Over the course of four and a half years, no other member of President Obama’s cabinet has been at the center of so many polarizing episodes or the target of so much criticism. While the White House publicly backed Mr. Holder as he tried to smooth over the latest uproar amid new speculation about his future, some in the West Wing privately tell associates they wish he would step down, viewing him as politically maladroit. But the latest attacks may stiffen the administration’s resistance in the near term to a change for fear of emboldening critics.
The White House views the attacks on Mr. Holder as a “political agenda” and “would not hasten the departure of someone who’s competent and runs the department and is a friend because there’s a drumbeat,” said William M. Daley, a former White House chief of staff under Mr. Obama. “Whoever Barack Obama puts in there, these people will try to drumbeat him out of there, no matter what.”
But that does not mitigate the frustration of some presidential aides. “The White House is apoplectic about him, and has been for a long time,” said a Democratic former government official who did not want to be identified while talking about friends.
Some advisers to Mr. Obama believe that Mr. Holder does not manage or foresee problems, the former official said. “How hard would it be to anticipate that The A.P. would be unhappy?” the former official said. “And then they haven’t defended their position.”
That’s because Holder’s position is indefensible. He named Fox News reporter James Rosen as a co-conspirator in espionage in a warrant in order to get around statutory requirements on notifying media organizations about records seizures, and then further argued that the two-decade-long Washington correspondent was a flight risk. Three years later, he told Congress under oath that he’d never heard of any “potential prosecution” of reporters under the Espionage Act of 1917, and certainly had never been involved in any discussions of it. If that’s not perjury (and it likely is), it’s clearly dishonest at the very least, hardly commendable for the nation’s top law enforcement officer in his duty to remain accountable to Congress. In fact, to quote Holder himself, it’s downright shameful.

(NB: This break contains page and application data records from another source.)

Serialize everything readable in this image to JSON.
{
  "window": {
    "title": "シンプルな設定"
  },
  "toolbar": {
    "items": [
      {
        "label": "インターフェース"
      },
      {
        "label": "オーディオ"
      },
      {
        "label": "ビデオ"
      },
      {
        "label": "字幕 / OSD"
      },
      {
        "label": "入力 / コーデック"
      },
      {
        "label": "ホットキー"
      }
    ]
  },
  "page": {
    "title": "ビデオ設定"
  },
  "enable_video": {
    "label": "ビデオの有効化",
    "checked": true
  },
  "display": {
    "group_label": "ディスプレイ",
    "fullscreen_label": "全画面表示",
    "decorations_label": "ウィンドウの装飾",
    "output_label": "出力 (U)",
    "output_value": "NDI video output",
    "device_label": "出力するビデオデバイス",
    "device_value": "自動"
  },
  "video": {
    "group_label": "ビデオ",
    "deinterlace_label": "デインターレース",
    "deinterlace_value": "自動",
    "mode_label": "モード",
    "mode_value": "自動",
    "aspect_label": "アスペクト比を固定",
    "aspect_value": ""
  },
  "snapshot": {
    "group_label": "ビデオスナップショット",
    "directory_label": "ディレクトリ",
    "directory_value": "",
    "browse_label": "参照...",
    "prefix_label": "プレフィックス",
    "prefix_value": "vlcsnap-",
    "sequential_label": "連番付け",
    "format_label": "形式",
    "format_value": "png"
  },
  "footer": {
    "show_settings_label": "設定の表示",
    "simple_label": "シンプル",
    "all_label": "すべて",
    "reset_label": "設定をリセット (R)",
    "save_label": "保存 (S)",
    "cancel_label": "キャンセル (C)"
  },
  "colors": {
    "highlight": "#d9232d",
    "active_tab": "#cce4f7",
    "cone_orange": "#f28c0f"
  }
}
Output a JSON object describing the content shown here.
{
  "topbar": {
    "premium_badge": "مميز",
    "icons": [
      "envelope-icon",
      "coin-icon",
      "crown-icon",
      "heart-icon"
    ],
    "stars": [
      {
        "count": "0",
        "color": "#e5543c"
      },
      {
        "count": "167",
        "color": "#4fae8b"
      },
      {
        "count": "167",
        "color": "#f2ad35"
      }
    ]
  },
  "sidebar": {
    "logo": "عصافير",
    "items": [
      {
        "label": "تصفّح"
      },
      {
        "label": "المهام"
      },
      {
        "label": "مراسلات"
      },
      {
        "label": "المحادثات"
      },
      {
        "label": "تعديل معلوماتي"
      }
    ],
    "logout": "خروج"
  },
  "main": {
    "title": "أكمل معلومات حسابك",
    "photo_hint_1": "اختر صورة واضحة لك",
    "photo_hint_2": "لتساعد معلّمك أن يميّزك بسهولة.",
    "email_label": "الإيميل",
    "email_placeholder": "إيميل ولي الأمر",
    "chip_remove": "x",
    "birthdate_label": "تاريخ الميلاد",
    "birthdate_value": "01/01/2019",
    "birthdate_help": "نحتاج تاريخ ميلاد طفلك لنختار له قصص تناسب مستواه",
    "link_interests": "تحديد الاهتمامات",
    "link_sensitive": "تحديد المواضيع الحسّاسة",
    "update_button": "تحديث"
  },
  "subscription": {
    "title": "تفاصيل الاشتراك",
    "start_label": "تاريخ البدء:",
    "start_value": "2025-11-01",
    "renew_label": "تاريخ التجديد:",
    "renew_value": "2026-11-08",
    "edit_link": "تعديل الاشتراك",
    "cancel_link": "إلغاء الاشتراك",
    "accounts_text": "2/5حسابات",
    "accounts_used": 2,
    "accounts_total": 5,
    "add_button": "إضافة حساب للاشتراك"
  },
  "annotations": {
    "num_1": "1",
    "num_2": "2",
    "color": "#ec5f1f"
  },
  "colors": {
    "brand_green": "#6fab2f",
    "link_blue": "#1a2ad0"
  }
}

In my column at The Fiscal Times this week, I asked what the White House gains by keeping Holder around, and pointed out the risk of continuing to defend him:
The effort to protect Eric Holder seems far out of alignment with his value to the administration at this point. Obama had a perfect opportunity to dump Holder at the time of the Fast and Furious contempt citation, and again at the second-term transition. Instead, Holder said he’d stick around for another year, which means he would only have a few months left at best.
While a confirmation hearing for a new AG in the middle of this scandal would be uncomfortable at best, it won’t get any easier – and that’s assuming that Rosen is the only journalist that the DOJ and Holder have accused in secret warrant applications of espionage, a dicey assumption at best now.
The easiest path for the White House would be for Obama to announce that Justice needs a clean start to rebuild confidence and that Holder will leave to allow for a new appointee to lead that effort. That, as noted earlier, is why presidents have cabinet officials in the first place – and the longer Obama clings to Holder, the more questions it raises about what the White House gains by his presence and fears in his departure.
Assuming this is a smoke signal from the White House, it indicates that Barack Obama won’t ask Holder to leave, mostly because it would appear too much like the President was buckling under to critics. However, it’s a big hint that the West Wing won’t be too engaged in defending him and would like to see him leave on his own. It’s not quite a shove, at least not yet, put it’s certainly a nudge.